What is Your Net Worth?
by Joe Johns
I am told that a person's financial net worth is a frequent topic of conversation in some circles.
I am not in these circles.
The salary of my first job out of college was precisely nothing. The next year, my salary doubled…to nothing. Even now, 13 years since I earned my bachelor's degree, I drive a 1986 Audi with some 250 thousand miles. Two years ago, the odometer broke, along with the heater. I've not fixed either because these two inconveniences are only problematic when I'm trying to drive the speed limit, or in winter. The latter is more often a problem.
To minimize northern Indiana winter conditions while driving, I have securely bungee-corded a Coleman propane heater on the passenger seat. (Not to worry, it is a catalytic propane heater, which means there is no flame. Can you imagine the kind of idiot who would drive around in a car with an open flame device strapped next him?)
Even though I drive a German-engineered car with a heated seat, I am clearly not one to be overly concerned with the notion of my financial net worth. Financially speaking, net worth is defined as the value remaining after deduction. Perhaps the same can be said of following Jesus.
In Mark 1:16-17, Jesus told Simon and Andrew to follow him. At once, we are told, they dropped their nets and followed. Even more than a sudden career shift, which often happens when you really start to follow Jesus (like missionaries or exotic dancers), Andrew and Simon were confronted with a value judgment. Jesus was asking them to judge the value of what they were holding on to over and against the call to follow him. He was asking them to calculate their value remaining after deduction. In a sense, their true "net" worth.
In my journey of following after this net-naming Jesus, I have most consistently found the barrier to my following him further up and higher into Kingdom life is the value I attach to a particular net I hold dear. Being male (I am solidly in this circle), my net is like that of the Andrew and Simon: my occupation. It just so happens that my occupation is that of a minister. But true to most men and their occupations is a finer truth of the tendency to find our worth in our work. I was no exception. I say was because I learned through a painful season in my life that I was white-knuckling my net of achievement-based affirmation through the work I was doing.
Fortunately (I can say this now), my net got shredded. Which has only served to propel me into this more difficult life season of understanding why I so hang on to this net in the first place. I am coming to understand the deeper net to be named and dropped is about a family legacy of fathers who withheld words of approval to their sons. And in the absence of such words, we strive for that which we did not receive, from those not obligated to give it. To name and drop this net is to risk knowing whether there is truly any value remaining after deduction.
Sometimes I catch fleeting glimpses of the life I could otherwise live if I dropped this net.

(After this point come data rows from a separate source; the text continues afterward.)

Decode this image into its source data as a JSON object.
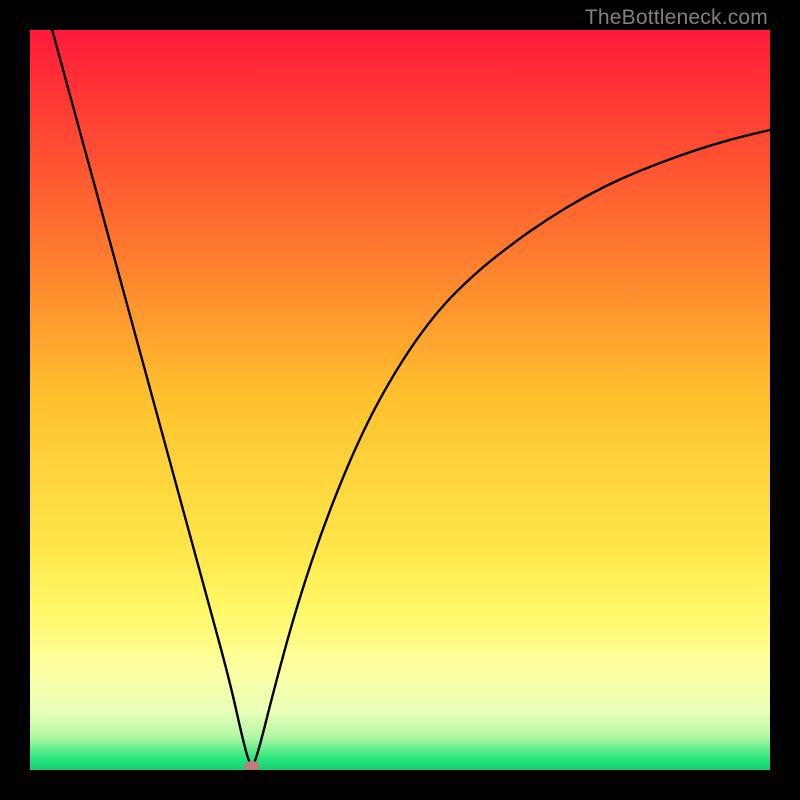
{
  "watermark": "TheBottleneck.com",
  "colors": {
    "frame": "#000000",
    "top": "#ff1a3b",
    "mid_upper": "#ff8c2e",
    "mid": "#ffd931",
    "mid_lower": "#fffb6a",
    "near_bottom": "#f3ffb0",
    "bottom": "#28e57e",
    "curve": "#000000",
    "marker": "#c47a7a"
  },
  "chart_data": {
    "type": "line",
    "title": "",
    "xlabel": "",
    "ylabel": "",
    "xlim": [
      0,
      100
    ],
    "ylim": [
      0,
      100
    ],
    "annotations": [
      {
        "text": "TheBottleneck.com",
        "position": "top-right"
      }
    ],
    "series": [
      {
        "name": "bottleneck-curve",
        "x": [
          3,
          6,
          9,
          12,
          15,
          18,
          21,
          24,
          27,
          29,
          30,
          31,
          33,
          36,
          40,
          45,
          50,
          55,
          60,
          65,
          70,
          75,
          80,
          85,
          90,
          95,
          100
        ],
        "values": [
          100,
          89,
          78,
          67,
          56,
          45,
          34,
          23,
          12,
          3,
          0,
          3,
          11,
          22,
          34,
          46,
          55,
          62,
          67,
          71,
          74.5,
          77.5,
          80,
          82,
          83.8,
          85.3,
          86.5
        ]
      }
    ],
    "marker": {
      "x": 30,
      "y": 0.6
    },
    "gradient_stops": [
      {
        "offset": 0.0,
        "color": "#ff1a3b"
      },
      {
        "offset": 0.1,
        "color": "#ff3a34"
      },
      {
        "offset": 0.3,
        "color": "#ff7a2e"
      },
      {
        "offset": 0.5,
        "color": "#ffc22e"
      },
      {
        "offset": 0.7,
        "color": "#ffe64a"
      },
      {
        "offset": 0.79,
        "color": "#fff96a"
      },
      {
        "offset": 0.86,
        "color": "#fdffa0"
      },
      {
        "offset": 0.92,
        "color": "#e9ffb8"
      },
      {
        "offset": 0.955,
        "color": "#b2f8a4"
      },
      {
        "offset": 0.985,
        "color": "#28e57e"
      },
      {
        "offset": 1.0,
        "color": "#17cd6f"
      }
    ]
  }
}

In these all-too-brief moments, I imagine living unfettered by the petulant voice within, crying out for a conveyed measure of merit as yet unspoken and ill-perceived. I imagine life beyond this net, cleanly taking value from the things I give myself to without the contamination of casting all who earn my respect as those who must therefore affirm mine. I can begin to imagine myself living this sort of life because it would be like…well…a lot like really living. Much more so, anyway, then the life I am prone to live, where the little I (and others) see above the water line belies the submerged frozen hulk of mixed motivations which lies beneath. I become entangled and caught up in this net which lies beneath, unable to drop it because I can scarcely even name it. And so I fail to live a wild and reckless life of faith, unable to follow after the Jesus who bids me come.
And yet, this is precisely why He calls. Jesus knows we will always resort to living a life that isn't. The good news of his gospel is that there is a life—an abundant, perpetual way of living that is good and beautiful and true. What's more is that this life is available to all without condition. The only thing that will keep us from living this kind of life is if we do not want it. In other words, if we prefer to hang onto our net.
I don't suppose Jesus would travel in circles where the conversation orbited around values of net worth. I take some comfort in that. But that doesn't he mean did not and still is not continually asking you and me, with great compassion and earnest, "What is your net worth?" I pray I will ever have the courage to trust that there is always more value after deduction in God's economy.
Joe Johns is a husband, father, and pastor who is continually being evangelized by the Good News of Jesus and His Kingdom. He lives with his wife and three sons in Indiana and is generally consumed by attempting to order his life around the Kingdom of God. email@example.com